A microstimulator for certain headache types
Cluster headache is a headache disorder characterized very intense pain attacks centred on one eye and accompanied by ipsilateral autonomic signs. Among affected subjects , primarily men, 10% have the chronic form of the disease which has a relentless course with daily. The majority of chronic cluster headache sufferers become resistant to available drug treatments. There may some good news for them, however; researchers have succeeded in reducing the burden of the disease thanks to an implantable microstimulator of the sphenopalatine ganglion.
A micro-stimulator that you can activate yourself

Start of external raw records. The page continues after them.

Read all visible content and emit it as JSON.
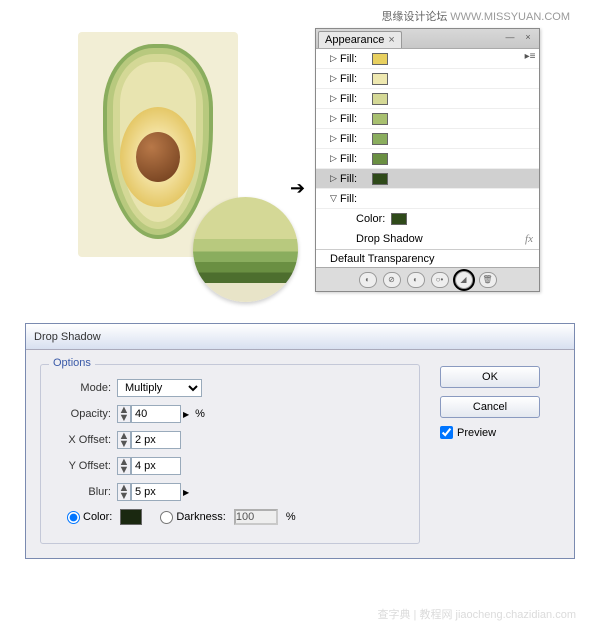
{
  "watermark_top": {
    "cn": "思缘设计论坛",
    "en": "WWW.MISSYUAN.COM"
  },
  "watermark_bottom": "查字典 | 教程网 jiaocheng.chazidian.com",
  "appearance": {
    "tab_label": "Appearance",
    "fills": [
      {
        "label": "Fill:",
        "color": "#e8d060"
      },
      {
        "label": "Fill:",
        "color": "#eee8b0"
      },
      {
        "label": "Fill:",
        "color": "#d4d896"
      },
      {
        "label": "Fill:",
        "color": "#a8c070"
      },
      {
        "label": "Fill:",
        "color": "#8aad5e"
      },
      {
        "label": "Fill:",
        "color": "#6a8f42"
      },
      {
        "label": "Fill:",
        "color": "#2f4a1a"
      }
    ],
    "expanded": {
      "label": "Fill:",
      "color_label": "Color:",
      "color": "#2f4a1a",
      "effect": "Drop Shadow",
      "fx": "fx"
    },
    "default_transparency": "Default Transparency"
  },
  "dialog": {
    "title": "Drop Shadow",
    "options_label": "Options",
    "mode": {
      "label": "Mode:",
      "value": "Multiply"
    },
    "opacity": {
      "label": "Opacity:",
      "value": "40",
      "unit": "%"
    },
    "xoffset": {
      "label": "X Offset:",
      "value": "2 px"
    },
    "yoffset": {
      "label": "Y Offset:",
      "value": "4 px"
    },
    "blur": {
      "label": "Blur:",
      "value": "5 px"
    },
    "color_label": "Color:",
    "color_value": "#1a2810",
    "darkness_label": "Darkness:",
    "darkness_value": "100",
    "darkness_unit": "%",
    "ok": "OK",
    "cancel": "Cancel",
    "preview": "Preview"
  }
}
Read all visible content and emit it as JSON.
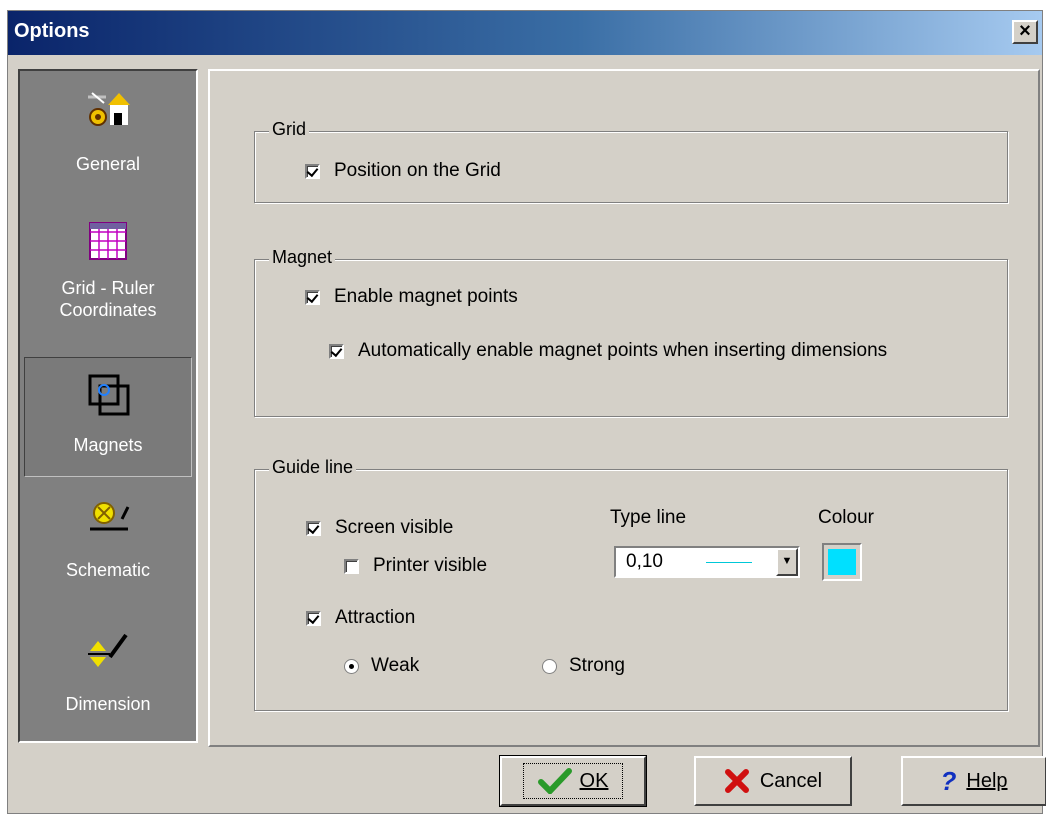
{
  "window": {
    "title": "Options",
    "close_glyph": "×"
  },
  "sidebar": {
    "items": [
      {
        "label": "General",
        "icon": "general-settings-icon",
        "selected": false
      },
      {
        "label": "Grid - Ruler\nCoordinates",
        "icon": "grid-icon",
        "selected": false
      },
      {
        "label": "Magnets",
        "icon": "magnet-icon",
        "selected": true
      },
      {
        "label": "Schematic",
        "icon": "schematic-icon",
        "selected": false
      },
      {
        "label": "Dimension",
        "icon": "dimension-icon",
        "selected": false
      }
    ]
  },
  "grid_group": {
    "legend": "Grid",
    "position_on_grid": {
      "label": "Position on the Grid",
      "checked": true
    }
  },
  "magnet_group": {
    "legend": "Magnet",
    "enable_magnet_points": {
      "label": "Enable magnet points",
      "checked": true
    },
    "auto_enable": {
      "label": "Automatically enable magnet points when inserting dimensions",
      "checked": true
    }
  },
  "guide_group": {
    "legend": "Guide line",
    "screen_visible": {
      "label": "Screen visible",
      "checked": true
    },
    "printer_visible": {
      "label": "Printer visible",
      "checked": false
    },
    "attraction": {
      "label": "Attraction",
      "checked": true
    },
    "weak": {
      "label": "Weak",
      "selected": true
    },
    "strong": {
      "label": "Strong",
      "selected": false
    },
    "type_line_label": "Type line",
    "type_line_value": "0,10",
    "colour_label": "Colour",
    "colour_value": "#00e0ff"
  },
  "buttons": {
    "ok": "OK",
    "cancel": "Cancel",
    "help": "Help"
  }
}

The precise cause of cluster headache is not completely understood, but for several years researchers have suspected that the sphenopalatine ganglion plays an important role in the onset and continuation of attacks. This autonomic ganglion which is located in the pterygoplatine fossa behind the upper jaw and innervates the glands and mucosae of one side of the face, is connected with the trigeminal nerve which conducts the pain. "The attacks are associated with activation of the sphenopalatine ganglion which explains the lacrimation, redness of the eye, swelling of the eyelids and nasal congestion. Greenfield Sluder, an American ENT specialist, was the first to point out the role of the sphenopalatine ganglion in 1903. Since then, we know that we can interrupt an attack by touching the upper inside of the nostril with a cotton ball soaked in Bonain’s solution, which paralyses the nearby ganglion. Based on this information, Dr Jean-Claude Devoghel of the University of Liège developed in the nineteen eighties a treatment based on the injection of alcohol into the sphenopalatine ganglion via the temple", explains Jean Schoenen. As this technique yielded good but transitory results, researchers tried to find a more lasting way to change the functioning of the ganglion.